Editor’s Note: Most historians consider Owen Wister’s classic western novel , The Virginian- A Horseman of the Plains, to be the first American western novel. First published in 1902, this tale of the handsome nameless hero was based on the real life adventures of Charles F. Ball. Its over-whelming success spawned a whole industry of western novel writing, It was adapted to the silver screen in several cinematic versions and The Virginian TV series starring James Drury, airing from 1962- 1971, was the third longest-running western TV series in the industry.
Charles F. Ball, better known as “The Virginian,” was perhaps one of the most colorful characters who ever lived in Lava Hot Springs.
Old-timers remembered Charlie as a tall, handsome, rugged man who came to Lava with his wife, Nellie Alexander Ball & Family after being a cattle rancher in Big Piney, WY. He was a descendant of the Ball family of Virginia and his genealogy includes Mary Ball Washington, who was the mother of George Washington, 1st president of our country.
Charlie, born March 5, 1866 in New York state, was the son of wealthy parents. At approximately age 17 he obtained a railroad pass & found himself heading west. At the end of the Central Pacific Railroad line he transferred to stagecoach and ended up in what is now know as Cassia county, Idaho.
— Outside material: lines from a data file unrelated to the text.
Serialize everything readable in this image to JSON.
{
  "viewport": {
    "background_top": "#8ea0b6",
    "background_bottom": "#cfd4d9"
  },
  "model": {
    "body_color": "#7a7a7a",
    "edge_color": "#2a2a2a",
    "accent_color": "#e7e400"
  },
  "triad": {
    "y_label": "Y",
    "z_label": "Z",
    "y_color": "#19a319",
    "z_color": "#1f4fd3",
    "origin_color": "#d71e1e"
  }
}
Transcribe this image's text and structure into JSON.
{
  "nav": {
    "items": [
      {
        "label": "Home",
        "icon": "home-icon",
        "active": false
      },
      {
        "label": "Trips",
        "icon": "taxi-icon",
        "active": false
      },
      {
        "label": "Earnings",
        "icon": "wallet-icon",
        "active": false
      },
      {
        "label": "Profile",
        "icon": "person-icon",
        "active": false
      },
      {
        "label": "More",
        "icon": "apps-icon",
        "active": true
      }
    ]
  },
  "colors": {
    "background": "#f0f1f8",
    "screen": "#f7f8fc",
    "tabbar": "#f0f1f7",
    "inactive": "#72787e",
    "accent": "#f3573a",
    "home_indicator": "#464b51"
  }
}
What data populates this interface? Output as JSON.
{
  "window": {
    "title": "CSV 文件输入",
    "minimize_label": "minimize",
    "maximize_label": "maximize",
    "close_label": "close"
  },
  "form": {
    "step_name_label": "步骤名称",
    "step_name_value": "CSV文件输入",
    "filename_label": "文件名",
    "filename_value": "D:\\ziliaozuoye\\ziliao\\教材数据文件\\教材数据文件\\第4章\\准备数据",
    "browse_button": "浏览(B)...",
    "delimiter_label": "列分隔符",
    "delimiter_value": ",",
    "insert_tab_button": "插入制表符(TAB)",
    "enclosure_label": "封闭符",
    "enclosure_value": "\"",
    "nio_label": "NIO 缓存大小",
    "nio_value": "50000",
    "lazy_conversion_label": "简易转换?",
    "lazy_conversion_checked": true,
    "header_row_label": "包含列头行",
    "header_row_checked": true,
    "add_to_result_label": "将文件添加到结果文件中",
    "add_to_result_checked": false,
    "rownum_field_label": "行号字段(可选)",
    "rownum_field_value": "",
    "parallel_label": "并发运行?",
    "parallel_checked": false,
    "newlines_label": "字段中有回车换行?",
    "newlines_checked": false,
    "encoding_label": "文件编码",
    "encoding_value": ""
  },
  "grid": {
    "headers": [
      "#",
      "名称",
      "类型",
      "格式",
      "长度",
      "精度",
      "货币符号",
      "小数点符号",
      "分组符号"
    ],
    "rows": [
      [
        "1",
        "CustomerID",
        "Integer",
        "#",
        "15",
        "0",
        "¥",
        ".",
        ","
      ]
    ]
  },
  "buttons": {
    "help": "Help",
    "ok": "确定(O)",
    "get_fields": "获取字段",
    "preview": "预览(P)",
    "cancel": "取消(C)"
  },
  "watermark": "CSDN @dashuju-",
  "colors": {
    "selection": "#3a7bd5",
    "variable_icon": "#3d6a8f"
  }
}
He joined a crew surveying Yellowstone National Park and worked his way through Wyoming, working for a while policing the territory for cattle rustlers…finally settling on his own cattle ranch for 48 years.
While living in Wyoming, Owen Wister, a writer of western novels, visited his ranch, looking for material for his novels. Wister was immediately impressed with Ball. Thus the novel “The Virginian.” When Charlie sold his ranch in 1927, he and his family moved to Lava Hot Springs- invested in real estate; built a home, an
d the “Virginian” apartments, and also became an influential businessman, operating a Sinclair service station. At age 76 he was one of the oldest active Sinclair dealers in the company’s entire service area.
It is said Charlie was the main person responsible for obtaining a chemical analysis of the famous mineral waters in Lava. He actually won a trip to New York City and appeared on the NBC radio program “We the People” because of a letter he’d written on the curative properties of the natural hot waters.
The book by Wister, “The Virginian” is a fable, but it is centered around Charlie and his life. Many of the stories within the book are true experiences from Charlie’s past.
Nellie and Charlie had 3 sons and 3 daughters, including Danial H. Ball of Pocatello and John Woodrow Ball of Lava Hot Springs.
Charles Ball, “The Virginian,” died in 1941 and Nellie died in 1938. Both are buried in the Lava Hot Springs cemetery.
“The Virginian rides no more!”
Source: Provided by South Bannock Museum, Lava Hot Springs, ID August 2021, images from https://www.insp.com/shows/the-virginian/ and https://www.imdb.com/title/tt0055710/